The final Beethoven concert of the Emmanuel Music season took place in the Parish Hall of Emmanuel Church on the afternoon of Feb. 27. Unlike the others in this chamber music series, this one was all instrumental, taken from the composer’s early years. In his introductory remarks, Emmanuel Music Director Ryan Turner explained that these pieces reflected different aspects of Beethoven’s character: the street smart, the Mozartean, and the most popular piece in the composer’s lifetime (even though he disparaged it.)
First up was the Trio No. 4 in B-flat, op. 11 (“Gassenhauer” Trio), so called because the last movement’s theme came from a wildly popular opera theme in Vienna. I guess this reviewer does not know his early Beethoven well, because this was a first hearing, as well was the second piece, the Quintet for Piano and Winds in E-flat, op. 16.
That said, the Gassenhauer (street song) trio is an impressive piece. Violinist Heidi Braun-Hill (also a Lorraine Hunt Lieberson Fellow), cellist Joshua Gordon, and pianist Leslie Amper acquitted themselves well. The opening movement, marked Allegro con Brio, contains an extraordinary second theme introduced by an equally extraordinary modulation. Then follows the Adagio movement, with its plaintive cello melodies and piano’s descending scale at the conclusion. The third namesake movement, Tema con Variazioni. Allegretto, contains nine variations on the famous theme. This is done with Beethoven’s typical brilliance: first a piano solo, woodwind duets and trio, minor and major modes, and a quicker coda.
The quintet the Quintet for Piano and Winds in E-flat, op. 16 was staffed by Amper on piano, oboist Peggy Pearson, clarinetist Bruce Creditor, bassoonist Thomas Stephenson, and french horn player Whitacre Hill. The composer, taking his impression from Mozart’s K. 452, casts this piece in the same key and scoring. All movements in the piece begin in the same way, with a piano solo answered by the instruments. The program notes refer to Ferdinand Ries reporting on an occasion when the piece was played: Evidently, Beethoven in the last movement began improvising; the other players did not appreciate the composer’s humor. The piece begins in unison, then the piano begins the long Allegro, ma non troppo section. The operatic Andante cantabile is characterized by a particularly beautiful bassoon solo. The third movement, also marked Allegro, ma non troppo, is a rollicking rondo.

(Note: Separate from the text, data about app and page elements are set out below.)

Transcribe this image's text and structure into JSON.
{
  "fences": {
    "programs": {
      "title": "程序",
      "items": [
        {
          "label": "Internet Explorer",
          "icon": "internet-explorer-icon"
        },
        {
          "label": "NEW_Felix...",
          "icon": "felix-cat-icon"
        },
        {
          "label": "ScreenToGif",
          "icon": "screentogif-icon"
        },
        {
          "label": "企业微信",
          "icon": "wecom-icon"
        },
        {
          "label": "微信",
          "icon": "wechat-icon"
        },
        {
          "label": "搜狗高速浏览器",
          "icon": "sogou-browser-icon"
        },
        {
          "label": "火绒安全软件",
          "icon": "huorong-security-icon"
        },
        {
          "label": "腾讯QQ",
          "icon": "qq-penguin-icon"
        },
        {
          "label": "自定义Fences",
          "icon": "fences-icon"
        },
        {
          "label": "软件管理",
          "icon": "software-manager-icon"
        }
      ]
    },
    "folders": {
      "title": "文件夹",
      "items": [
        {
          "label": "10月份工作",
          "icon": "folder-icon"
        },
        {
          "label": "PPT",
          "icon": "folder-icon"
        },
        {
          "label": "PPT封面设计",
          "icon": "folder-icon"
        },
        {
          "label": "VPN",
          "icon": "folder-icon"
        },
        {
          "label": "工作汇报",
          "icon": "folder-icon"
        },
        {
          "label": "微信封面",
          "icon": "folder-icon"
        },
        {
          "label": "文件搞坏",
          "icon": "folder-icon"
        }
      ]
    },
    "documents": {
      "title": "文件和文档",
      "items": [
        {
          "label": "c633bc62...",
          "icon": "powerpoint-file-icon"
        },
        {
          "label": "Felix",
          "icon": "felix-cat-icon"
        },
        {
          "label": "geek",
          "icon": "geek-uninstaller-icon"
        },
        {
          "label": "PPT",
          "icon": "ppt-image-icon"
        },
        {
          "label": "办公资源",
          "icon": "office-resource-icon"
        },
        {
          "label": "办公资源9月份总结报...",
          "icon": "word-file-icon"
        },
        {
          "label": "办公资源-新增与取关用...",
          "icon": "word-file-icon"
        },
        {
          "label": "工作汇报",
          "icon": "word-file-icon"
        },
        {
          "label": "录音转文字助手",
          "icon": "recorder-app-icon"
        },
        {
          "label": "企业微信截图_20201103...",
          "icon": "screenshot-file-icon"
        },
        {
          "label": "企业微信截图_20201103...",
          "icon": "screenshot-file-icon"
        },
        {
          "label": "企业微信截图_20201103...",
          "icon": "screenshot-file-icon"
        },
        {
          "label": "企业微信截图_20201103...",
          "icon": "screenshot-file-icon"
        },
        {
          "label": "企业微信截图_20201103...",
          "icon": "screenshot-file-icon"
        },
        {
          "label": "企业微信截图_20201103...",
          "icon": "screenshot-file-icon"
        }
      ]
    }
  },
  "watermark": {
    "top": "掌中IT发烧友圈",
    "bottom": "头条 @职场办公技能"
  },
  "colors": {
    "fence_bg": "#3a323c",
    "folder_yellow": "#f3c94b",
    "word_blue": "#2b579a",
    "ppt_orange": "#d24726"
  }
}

The Septet in E-flat, op. 20 followed intermission. This is characterized by six short movements, admirably performed by Creditor, Stephenson, Hill, Heidi Braun-Hill, and Gordon on their respective instruments. They were joined by violist Margaret Dyer and double bassist Thomas Van Dyck, also a 2010-2011 Lorraine Hunt Lieberson Fellow. In following popular tastes, the septet is a simple form, harking back to eighteenth-century styles. It features the violin in a dominant role, especially in the finale’s cadenza, since it was initially played by one of Vienna’s prominent violinists. So is the role of the clarinet, which has a prominent part of the slow movement.
Throughout, there are nice dialogues between the strings and the woodwinds plus French horn. (This was rare in those times.) The theme of the minuet is taken from a piano sonata, op. 49, no. 2, which predates the septet despite its higher opus number. There is a remarkable cello solo in the scherzo and surprising chords in the finale.
Ryan Turner is certainly off to a stellar start with this series. Emmanuel Music fans can look forward to Stravinsky’s The Rake’s Progress on Saturday, April 16 at 7:30 p.m.